Most of the common things you will find in divorce arguments and settlements are alimony, child custody, splitting assets, and visitations. While these are important things to agree on, divorce lawyers report that many divorcing couples often overlook certain things that can have lifelong impacts on their lives.

Here are 5 things often overlooked in divorce agreements you should be aware of:

Removing your ex-spouse as a beneficially

When you were on good terms, chances are you listed your spouse as a beneficially on a life insurance policy, will, or 401K. After you have reached a divorce agreement, you might think that your spouse will be automatically removed as a beneficiary, but this isn’t the case.

It’s up to you to take the initiative to visit the relevant entities and make the changes.

Who will pay for extensive dental work?

When ex-spouses with healthy, active toddlers divorce, the last thing on their mind is their child requiring extensive dental work such as wisdom teeth extractions, braces, and others.
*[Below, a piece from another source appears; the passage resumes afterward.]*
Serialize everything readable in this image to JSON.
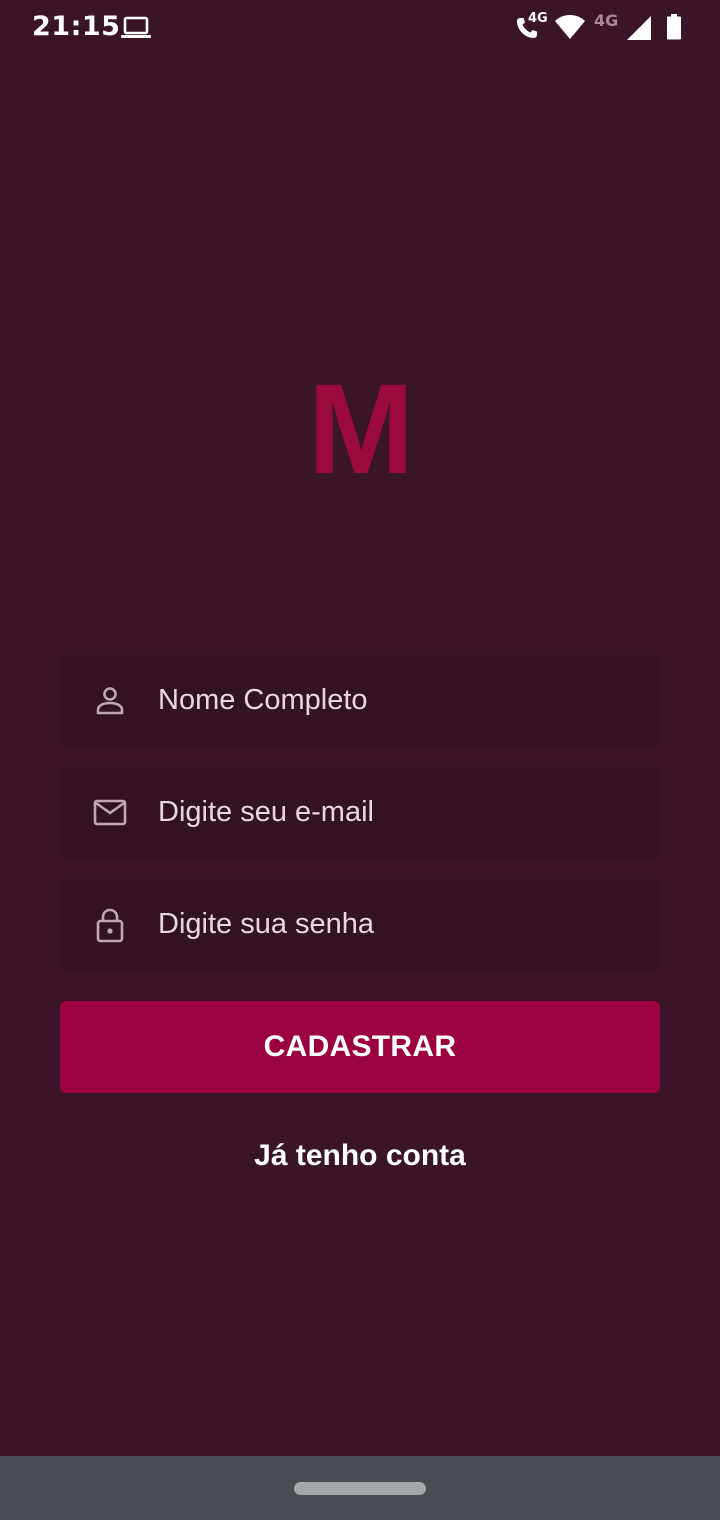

Unfortunately, these are often needed, and not all insurance policies pay for them, especially if they are for cosmetic reasons.

To be on the safe side and get rid of complications down the line, agree on who and how you will pay for the dental work should it be needed.

College and tuition fees

This is common with younger divorcing couples. Since the kids are still too young, the last thing on the parent’s mind is how the kids will go to college, so they often don’t bother agreeing on who will pay for the fees, which often leads to them taking each other to a civil court.

While college expenses can be addressed through financial aid and private loans, there are still some out-of-pocket expenses that a parent will have to settle.

To avoid dragging each other to court, agree on how the college fees and pocket money will be paid.

Freezing the credit card used by your spouse

The same way it’s common for couples to have each other as beneficiaries is the same way they use each other credit cards. One partner will take a credit card in their name then give it to their partner. After all, they are one entity, right?

When divorce looms, most couples forget about the credit card, and they are shocked to find they have a considerable credit card debt that they don’t even know of.

Credit card companies don’t care about divorce settlements, and all they care about is whose name is on the credit card. This means that even if you aren’t using the card, the company can sue you for failing to clear your debt.

As you draft the divorce agreement, get your credit card report and see the number of cards you have and how much debt you are in.

To protect yourself, freeze all the cards you aren’t using.

Child visitation details

While most couples will agree on who will have child custody and how they will contribute to the child upkeep, most fail to detail how the non-custodial parent will visit the child.

The custodial parent will say that the non-custodial parent only needs to call and organize how they will visit the child, but this isn’t enough.

To avoid future confrontations, agree on how each parent will see their child. Go into details on how the visits will be during summer vacations, birthdays, holidays, and other special events.

Thankfully these are easy things to agree on, but ask your family lawyers Fairfax VA to help out if you can’t reach an agreement.